Every line containing "chasse" should be copied out. Go through the entries and find them.

§ **Dataset rows describing interfaces**
——————————

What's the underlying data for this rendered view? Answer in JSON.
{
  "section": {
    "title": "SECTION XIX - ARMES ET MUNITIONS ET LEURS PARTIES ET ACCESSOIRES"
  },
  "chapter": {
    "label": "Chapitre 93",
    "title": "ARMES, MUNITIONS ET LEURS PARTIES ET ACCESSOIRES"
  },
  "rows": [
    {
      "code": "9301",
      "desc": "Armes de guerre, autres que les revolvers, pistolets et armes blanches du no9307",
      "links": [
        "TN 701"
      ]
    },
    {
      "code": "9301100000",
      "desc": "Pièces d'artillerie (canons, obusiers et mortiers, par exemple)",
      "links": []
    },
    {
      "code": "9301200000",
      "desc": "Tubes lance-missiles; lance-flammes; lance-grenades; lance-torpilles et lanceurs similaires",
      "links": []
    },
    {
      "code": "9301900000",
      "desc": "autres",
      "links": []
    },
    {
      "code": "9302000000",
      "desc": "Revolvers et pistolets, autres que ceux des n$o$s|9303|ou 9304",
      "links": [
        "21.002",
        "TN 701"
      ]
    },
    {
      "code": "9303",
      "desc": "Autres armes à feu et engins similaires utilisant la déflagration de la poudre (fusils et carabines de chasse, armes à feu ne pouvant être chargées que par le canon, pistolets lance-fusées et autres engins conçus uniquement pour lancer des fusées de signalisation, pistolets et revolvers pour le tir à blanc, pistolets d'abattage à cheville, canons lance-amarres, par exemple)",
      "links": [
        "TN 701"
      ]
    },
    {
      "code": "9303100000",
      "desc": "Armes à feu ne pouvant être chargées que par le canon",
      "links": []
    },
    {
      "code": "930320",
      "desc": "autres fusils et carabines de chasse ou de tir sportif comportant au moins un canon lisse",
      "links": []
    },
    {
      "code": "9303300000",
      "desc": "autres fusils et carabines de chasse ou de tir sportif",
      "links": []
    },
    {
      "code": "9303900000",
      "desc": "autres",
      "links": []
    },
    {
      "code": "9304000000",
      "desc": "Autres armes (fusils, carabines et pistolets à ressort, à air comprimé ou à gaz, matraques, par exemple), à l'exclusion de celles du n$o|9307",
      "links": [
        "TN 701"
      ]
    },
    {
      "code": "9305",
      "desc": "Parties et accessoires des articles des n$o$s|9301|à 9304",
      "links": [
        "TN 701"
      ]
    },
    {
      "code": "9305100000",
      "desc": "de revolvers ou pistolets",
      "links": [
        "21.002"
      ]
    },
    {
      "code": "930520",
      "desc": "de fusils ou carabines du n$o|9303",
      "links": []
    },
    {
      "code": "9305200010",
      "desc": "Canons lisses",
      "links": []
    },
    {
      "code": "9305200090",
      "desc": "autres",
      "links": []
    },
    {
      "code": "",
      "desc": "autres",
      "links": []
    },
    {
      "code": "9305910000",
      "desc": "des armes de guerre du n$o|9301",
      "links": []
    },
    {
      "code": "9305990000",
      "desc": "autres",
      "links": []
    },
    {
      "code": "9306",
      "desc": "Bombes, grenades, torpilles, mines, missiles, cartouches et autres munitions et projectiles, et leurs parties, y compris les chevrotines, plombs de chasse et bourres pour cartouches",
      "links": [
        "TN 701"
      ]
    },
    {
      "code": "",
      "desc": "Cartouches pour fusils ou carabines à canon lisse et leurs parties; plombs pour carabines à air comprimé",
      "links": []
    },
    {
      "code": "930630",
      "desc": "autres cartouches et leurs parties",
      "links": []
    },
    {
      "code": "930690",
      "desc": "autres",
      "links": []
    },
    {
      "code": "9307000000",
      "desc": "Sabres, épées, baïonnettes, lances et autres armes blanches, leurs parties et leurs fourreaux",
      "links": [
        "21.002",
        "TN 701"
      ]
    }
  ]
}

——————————

§ **SOLVED PROBLEM**
      "desc": "Autres armes à feu et engins similaires utilisant la déflagration de la poudre (fusils et carabines de chasse, armes à feu ne pouvant être chargées que par le canon, pistolets lance-fusées et autres engins conçus uniquement pour lancer des fusées de signalisation, pistolets et revolvers pour le tir à blanc, pistolets d'abattage à cheville, canons lance-amarres, par exemple)",
      "desc": "autres fusils et carabines de chasse ou de tir sportif comportant au moins un canon lisse",
      "desc": "autres fusils et carabines de chasse ou de tir sportif",
      "desc": "Bombes, grenades, torpilles, mines, missiles, cartouches et autres munitions et projectiles, et leurs parties, y compris les chevrotines, plombs de chasse et bourres pour cartouches",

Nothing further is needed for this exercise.